It is a victory for democracy that the Congress Government has made a volte-face and failed in in its authoritarian crackdown on peaceful protest. The crackdown, reminiscent of the days of Emergency, sought to redefine democracy; the volte-face gives immense hope that when people stand up in defense of democratic rights and against wrong policies, authoritarianism can be defeated. This historic occasion has to be seized to actualize effective institutional mechanisms to curb corruption at all levels and in all spheres through popular and determined protest actions.
The authoritarianism of the Congress Government emanates from its anti-people policies. The lack of political will to confront corruption is related to the coalescence of dominant political and business interests.
It is this coalescence that seeks to commercialise public funded higher education, impervious to its disastrous effect on equity, quality and independent thinking, only in order to facilitate profitability for private education business, domestic and foreign. This policy of commercialization of public institutions and privatisation of the higher education sector is at the root of a disastrous restructuring of academic programmes and institutions as well as teachers’ role in determining the contour and character of education and their service conditions.

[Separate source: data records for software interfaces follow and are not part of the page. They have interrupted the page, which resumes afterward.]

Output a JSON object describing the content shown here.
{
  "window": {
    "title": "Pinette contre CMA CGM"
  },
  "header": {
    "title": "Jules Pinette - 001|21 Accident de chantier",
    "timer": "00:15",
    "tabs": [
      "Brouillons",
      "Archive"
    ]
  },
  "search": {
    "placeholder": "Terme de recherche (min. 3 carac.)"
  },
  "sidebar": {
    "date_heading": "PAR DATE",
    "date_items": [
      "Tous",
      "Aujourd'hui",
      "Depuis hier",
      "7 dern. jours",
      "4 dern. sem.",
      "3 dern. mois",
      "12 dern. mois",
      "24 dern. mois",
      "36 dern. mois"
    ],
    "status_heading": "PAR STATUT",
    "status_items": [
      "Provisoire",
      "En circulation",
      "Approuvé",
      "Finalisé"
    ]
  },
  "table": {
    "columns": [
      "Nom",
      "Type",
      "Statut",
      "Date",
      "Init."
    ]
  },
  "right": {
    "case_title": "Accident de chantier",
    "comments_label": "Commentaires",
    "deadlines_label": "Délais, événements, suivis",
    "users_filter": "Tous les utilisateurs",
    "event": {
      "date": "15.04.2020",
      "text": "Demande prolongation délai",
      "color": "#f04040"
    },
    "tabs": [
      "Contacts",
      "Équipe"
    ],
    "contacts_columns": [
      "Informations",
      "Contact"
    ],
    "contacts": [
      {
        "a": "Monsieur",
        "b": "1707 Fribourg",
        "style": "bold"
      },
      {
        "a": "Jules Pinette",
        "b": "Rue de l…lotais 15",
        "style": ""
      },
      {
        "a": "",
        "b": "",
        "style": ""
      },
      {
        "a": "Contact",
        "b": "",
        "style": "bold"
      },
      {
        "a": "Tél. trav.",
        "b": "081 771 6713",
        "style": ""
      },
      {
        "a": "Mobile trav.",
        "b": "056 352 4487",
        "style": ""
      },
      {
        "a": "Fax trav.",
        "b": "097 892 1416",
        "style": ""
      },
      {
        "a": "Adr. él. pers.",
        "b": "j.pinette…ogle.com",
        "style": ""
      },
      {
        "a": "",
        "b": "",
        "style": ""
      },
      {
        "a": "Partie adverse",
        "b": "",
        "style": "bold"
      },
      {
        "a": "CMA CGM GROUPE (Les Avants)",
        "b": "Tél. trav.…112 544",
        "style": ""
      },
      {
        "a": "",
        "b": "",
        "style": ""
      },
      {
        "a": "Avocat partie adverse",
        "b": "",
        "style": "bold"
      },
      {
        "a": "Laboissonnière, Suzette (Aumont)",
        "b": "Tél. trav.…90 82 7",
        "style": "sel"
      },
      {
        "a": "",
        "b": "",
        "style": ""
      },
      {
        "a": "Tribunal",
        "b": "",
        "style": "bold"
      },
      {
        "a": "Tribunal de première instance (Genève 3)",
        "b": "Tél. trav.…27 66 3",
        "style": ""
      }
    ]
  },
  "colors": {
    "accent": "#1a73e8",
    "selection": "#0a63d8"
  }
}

The cynicism of the Government personified in Kapil Sibal has been exposed during the anti-corruption struggle. While, at the behest of the MHRD, the present Vice-Chancellor of the Delhi University has outdone his predecessor in forcing through changes in academic programmes without allowing academic debate and dissent, Kapil Sibal refuses to intervene, ironically, citing his alleged respect for University autonomy exactly the same way as he respected the autonomy of the Delhi Police in laying down conditions for protest against corruption. The present wave of protests gives us strength to intensify resistance to the Government policy towards education. A sustained struggle against Government policy is both required and possible. We are sure that the media will not uncritically accept duplicitous, vacuous and diversionary pretensions of the Government on policy issues and facilitate a debate on the serious issues involved.